(Records from a data collection)
=-=-=-=-=

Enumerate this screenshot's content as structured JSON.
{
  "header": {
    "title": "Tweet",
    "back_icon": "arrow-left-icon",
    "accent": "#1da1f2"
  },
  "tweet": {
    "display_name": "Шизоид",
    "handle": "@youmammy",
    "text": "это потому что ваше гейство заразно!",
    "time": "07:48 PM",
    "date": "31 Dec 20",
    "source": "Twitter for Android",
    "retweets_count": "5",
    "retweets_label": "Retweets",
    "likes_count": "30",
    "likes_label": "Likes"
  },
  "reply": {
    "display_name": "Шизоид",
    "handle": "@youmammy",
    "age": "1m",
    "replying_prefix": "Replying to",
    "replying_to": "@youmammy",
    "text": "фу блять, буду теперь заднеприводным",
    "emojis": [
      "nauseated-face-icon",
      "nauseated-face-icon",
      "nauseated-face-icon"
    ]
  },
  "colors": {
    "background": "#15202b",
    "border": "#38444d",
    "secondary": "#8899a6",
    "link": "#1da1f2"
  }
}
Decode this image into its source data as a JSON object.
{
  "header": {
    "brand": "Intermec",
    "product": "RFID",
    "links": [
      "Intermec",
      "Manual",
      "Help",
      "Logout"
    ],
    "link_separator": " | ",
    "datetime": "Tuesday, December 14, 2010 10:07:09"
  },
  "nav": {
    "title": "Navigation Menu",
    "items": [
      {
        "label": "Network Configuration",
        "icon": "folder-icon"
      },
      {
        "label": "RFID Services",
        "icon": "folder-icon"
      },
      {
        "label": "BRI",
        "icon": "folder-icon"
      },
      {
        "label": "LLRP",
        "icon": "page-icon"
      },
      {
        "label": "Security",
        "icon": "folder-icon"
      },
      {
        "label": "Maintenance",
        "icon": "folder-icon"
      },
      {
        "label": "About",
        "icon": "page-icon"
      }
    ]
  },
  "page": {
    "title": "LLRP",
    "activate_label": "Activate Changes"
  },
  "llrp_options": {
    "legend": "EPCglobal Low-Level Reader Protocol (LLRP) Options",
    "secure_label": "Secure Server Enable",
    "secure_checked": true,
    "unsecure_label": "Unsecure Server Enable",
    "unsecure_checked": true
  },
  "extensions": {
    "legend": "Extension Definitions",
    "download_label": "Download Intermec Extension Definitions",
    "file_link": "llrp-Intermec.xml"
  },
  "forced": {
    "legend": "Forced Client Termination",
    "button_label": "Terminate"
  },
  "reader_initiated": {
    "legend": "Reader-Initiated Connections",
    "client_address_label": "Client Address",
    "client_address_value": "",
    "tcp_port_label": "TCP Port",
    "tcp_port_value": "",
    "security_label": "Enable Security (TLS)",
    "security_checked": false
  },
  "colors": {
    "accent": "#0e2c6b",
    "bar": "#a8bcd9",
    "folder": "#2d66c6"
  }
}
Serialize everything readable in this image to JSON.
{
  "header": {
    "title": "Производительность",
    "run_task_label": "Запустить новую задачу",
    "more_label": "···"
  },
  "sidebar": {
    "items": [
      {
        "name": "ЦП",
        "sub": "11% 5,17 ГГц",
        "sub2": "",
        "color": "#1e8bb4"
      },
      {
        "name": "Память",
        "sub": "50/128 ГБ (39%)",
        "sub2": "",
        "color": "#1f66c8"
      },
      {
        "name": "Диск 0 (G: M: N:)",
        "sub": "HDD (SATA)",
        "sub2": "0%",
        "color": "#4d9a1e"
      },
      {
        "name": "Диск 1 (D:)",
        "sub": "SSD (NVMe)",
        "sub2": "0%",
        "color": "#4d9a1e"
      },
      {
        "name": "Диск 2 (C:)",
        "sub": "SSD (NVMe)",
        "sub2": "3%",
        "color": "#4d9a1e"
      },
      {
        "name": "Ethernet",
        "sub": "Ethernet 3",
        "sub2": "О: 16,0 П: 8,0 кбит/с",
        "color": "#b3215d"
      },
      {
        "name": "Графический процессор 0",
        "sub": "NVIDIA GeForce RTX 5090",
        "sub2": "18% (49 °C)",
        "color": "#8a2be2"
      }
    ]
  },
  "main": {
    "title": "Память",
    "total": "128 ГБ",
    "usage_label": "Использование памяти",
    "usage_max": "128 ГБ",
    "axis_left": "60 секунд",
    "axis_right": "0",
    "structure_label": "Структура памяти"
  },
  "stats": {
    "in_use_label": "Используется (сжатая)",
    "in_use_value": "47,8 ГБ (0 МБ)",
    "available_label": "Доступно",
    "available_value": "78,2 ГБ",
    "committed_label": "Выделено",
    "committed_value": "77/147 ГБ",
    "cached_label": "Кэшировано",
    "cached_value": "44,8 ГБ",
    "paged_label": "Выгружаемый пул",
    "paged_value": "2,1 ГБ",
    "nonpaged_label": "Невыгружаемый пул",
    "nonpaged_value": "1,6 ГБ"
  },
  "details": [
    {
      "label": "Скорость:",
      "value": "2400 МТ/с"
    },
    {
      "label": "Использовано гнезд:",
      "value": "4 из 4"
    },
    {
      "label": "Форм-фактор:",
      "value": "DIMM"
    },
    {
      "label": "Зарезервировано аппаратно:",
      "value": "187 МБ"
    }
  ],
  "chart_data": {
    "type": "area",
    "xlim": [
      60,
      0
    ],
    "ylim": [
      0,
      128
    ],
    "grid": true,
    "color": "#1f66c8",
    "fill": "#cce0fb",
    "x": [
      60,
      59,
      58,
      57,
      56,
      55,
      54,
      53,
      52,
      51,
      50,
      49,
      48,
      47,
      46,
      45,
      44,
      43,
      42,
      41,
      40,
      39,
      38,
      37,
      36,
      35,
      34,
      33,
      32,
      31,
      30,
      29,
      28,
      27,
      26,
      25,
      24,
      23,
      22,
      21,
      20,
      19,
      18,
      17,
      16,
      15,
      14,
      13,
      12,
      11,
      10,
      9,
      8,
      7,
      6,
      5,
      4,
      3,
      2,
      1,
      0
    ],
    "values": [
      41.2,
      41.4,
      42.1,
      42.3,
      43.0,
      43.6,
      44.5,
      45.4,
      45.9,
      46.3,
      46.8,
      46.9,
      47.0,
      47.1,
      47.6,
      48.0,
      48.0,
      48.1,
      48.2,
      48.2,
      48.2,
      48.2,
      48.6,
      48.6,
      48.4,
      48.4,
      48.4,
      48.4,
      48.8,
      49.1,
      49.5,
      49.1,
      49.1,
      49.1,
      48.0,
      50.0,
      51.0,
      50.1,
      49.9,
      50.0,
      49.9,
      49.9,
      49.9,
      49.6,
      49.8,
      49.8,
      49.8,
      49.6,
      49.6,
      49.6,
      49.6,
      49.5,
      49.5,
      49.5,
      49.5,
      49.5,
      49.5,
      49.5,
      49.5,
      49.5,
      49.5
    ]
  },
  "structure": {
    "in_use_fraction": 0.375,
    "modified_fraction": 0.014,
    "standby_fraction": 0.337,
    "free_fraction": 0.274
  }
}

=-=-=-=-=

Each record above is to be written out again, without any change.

Enumerate this screenshot's content as structured JSON.
{
  "header": {
    "title": "Tweet",
    "back_icon": "arrow-left-icon",
    "accent": "#1da1f2"
  },
  "tweet": {
    "display_name": "Шизоид",
    "handle": "@youmammy",
    "text": "это потому что ваше гейство заразно!",
    "time": "07:48 PM",
    "date": "31 Dec 20",
    "source": "Twitter for Android",
    "retweets_count": "5",
    "retweets_label": "Retweets",
    "likes_count": "30",
    "likes_label": "Likes"
  },
  "reply": {
    "display_name": "Шизоид",
    "handle": "@youmammy",
    "age": "1m",
    "replying_prefix": "Replying to",
    "replying_to": "@youmammy",
    "text": "фу блять, буду теперь заднеприводным",
    "emojis": [
      "nauseated-face-icon",
      "nauseated-face-icon",
      "nauseated-face-icon"
    ]
  },
  "colors": {
    "background": "#15202b",
    "border": "#38444d",
    "secondary": "#8899a6",
    "link": "#1da1f2"
  }
}
Decode this image into its source data as a JSON object.
{
  "header": {
    "brand": "Intermec",
    "product": "RFID",
    "links": [
      "Intermec",
      "Manual",
      "Help",
      "Logout"
    ],
    "link_separator": " | ",
    "datetime": "Tuesday, December 14, 2010 10:07:09"
  },
  "nav": {
    "title": "Navigation Menu",
    "items": [
      {
        "label": "Network Configuration",
        "icon": "folder-icon"
      },
      {
        "label": "RFID Services",
        "icon": "folder-icon"
      },
      {
        "label": "BRI",
        "icon": "folder-icon"
      },
      {
        "label": "LLRP",
        "icon": "page-icon"
      },
      {
        "label": "Security",
        "icon": "folder-icon"
      },
      {
        "label": "Maintenance",
        "icon": "folder-icon"
      },
      {
        "label": "About",
        "icon": "page-icon"
      }
    ]
  },
  "page": {
    "title": "LLRP",
    "activate_label": "Activate Changes"
  },
  "llrp_options": {
    "legend": "EPCglobal Low-Level Reader Protocol (LLRP) Options",
    "secure_label": "Secure Server Enable",
    "secure_checked": true,
    "unsecure_label": "Unsecure Server Enable",
    "unsecure_checked": true
  },
  "extensions": {
    "legend": "Extension Definitions",
    "download_label": "Download Intermec Extension Definitions",
    "file_link": "llrp-Intermec.xml"
  },
  "forced": {
    "legend": "Forced Client Termination",
    "button_label": "Terminate"
  },
  "reader_initiated": {
    "legend": "Reader-Initiated Connections",
    "client_address_label": "Client Address",
    "client_address_value": "",
    "tcp_port_label": "TCP Port",
    "tcp_port_value": "",
    "security_label": "Enable Security (TLS)",
    "security_checked": false
  },
  "colors": {
    "accent": "#0e2c6b",
    "bar": "#a8bcd9",
    "folder": "#2d66c6"
  }
}
Serialize everything readable in this image to JSON.
{
  "header": {
    "title": "Производительность",
    "run_task_label": "Запустить новую задачу",
    "more_label": "···"
  },
  "sidebar": {
    "items": [
      {
        "name": "ЦП",
        "sub": "11% 5,17 ГГц",
        "sub2": "",
        "color": "#1e8bb4"
      },
      {
        "name": "Память",
        "sub": "50/128 ГБ (39%)",
        "sub2": "",
        "color": "#1f66c8"
      },
      {
        "name": "Диск 0 (G: M: N:)",
        "sub": "HDD (SATA)",
        "sub2": "0%",
        "color": "#4d9a1e"
      },
      {
        "name": "Диск 1 (D:)",
        "sub": "SSD (NVMe)",
        "sub2": "0%",
        "color": "#4d9a1e"
      },
      {
        "name": "Диск 2 (C:)",
        "sub": "SSD (NVMe)",
        "sub2": "3%",
        "color": "#4d9a1e"
      },
      {
        "name": "Ethernet",
        "sub": "Ethernet 3",
        "sub2": "О: 16,0 П: 8,0 кбит/с",
        "color": "#b3215d"
      },
      {
        "name": "Графический процессор 0",
        "sub": "NVIDIA GeForce RTX 5090",
        "sub2": "18% (49 °C)",
        "color": "#8a2be2"
      }
    ]
  },
  "main": {
    "title": "Память",
    "total": "128 ГБ",
    "usage_label": "Использование памяти",
    "usage_max": "128 ГБ",
    "axis_left": "60 секунд",
    "axis_right": "0",
    "structure_label": "Структура памяти"
  },
  "stats": {
    "in_use_label": "Используется (сжатая)",
    "in_use_value": "47,8 ГБ (0 МБ)",
    "available_label": "Доступно",
    "available_value": "78,2 ГБ",
    "committed_label": "Выделено",
    "committed_value": "77/147 ГБ",
    "cached_label": "Кэшировано",
    "cached_value": "44,8 ГБ",
    "paged_label": "Выгружаемый пул",
    "paged_value": "2,1 ГБ",
    "nonpaged_label": "Невыгружаемый пул",
    "nonpaged_value": "1,6 ГБ"
  },
  "details": [
    {
      "label": "Скорость:",
      "value": "2400 МТ/с"
    },
    {
      "label": "Использовано гнезд:",
      "value": "4 из 4"
    },
    {
      "label": "Форм-фактор:",
      "value": "DIMM"
    },
    {
      "label": "Зарезервировано аппаратно:",
      "value": "187 МБ"
    }
  ],
  "chart_data": {
    "type": "area",
    "xlim": [
      60,
      0
    ],
    "ylim": [
      0,
      128
    ],
    "grid": true,
    "color": "#1f66c8",
    "fill": "#cce0fb",
    "x": [
      60,
      59,
      58,
      57,
      56,
      55,
      54,
      53,
      52,
      51,
      50,
      49,
      48,
      47,
      46,
      45,
      44,
      43,
      42,
      41,
      40,
      39,
      38,
      37,
      36,
      35,
      34,
      33,
      32,
      31,
      30,
      29,
      28,
      27,
      26,
      25,
      24,
      23,
      22,
      21,
      20,
      19,
      18,
      17,
      16,
      15,
      14,
      13,
      12,
      11,
      10,
      9,
      8,
      7,
      6,
      5,
      4,
      3,
      2,
      1,
      0
    ],
    "values": [
      41.2,
      41.4,
      42.1,
      42.3,
      43.0,
      43.6,
      44.5,
      45.4,
      45.9,
      46.3,
      46.8,
      46.9,
      47.0,
      47.1,
      47.6,
      48.0,
      48.0,
      48.1,
      48.2,
      48.2,
      48.2,
      48.2,
      48.6,
      48.6,
      48.4,
      48.4,
      48.4,
      48.4,
      48.8,
      49.1,
      49.5,
      49.1,
      49.1,
      49.1,
      48.0,
      50.0,
      51.0,
      50.1,
      49.9,
      50.0,
      49.9,
      49.9,
      49.9,
      49.6,
      49.8,
      49.8,
      49.8,
      49.6,
      49.6,
      49.6,
      49.6,
      49.5,
      49.5,
      49.5,
      49.5,
      49.5,
      49.5,
      49.5,
      49.5,
      49.5,
      49.5
    ]
  },
  "structure": {
    "in_use_fraction": 0.375,
    "modified_fraction": 0.014,
    "standby_fraction": 0.337,
    "free_fraction": 0.274
  }
}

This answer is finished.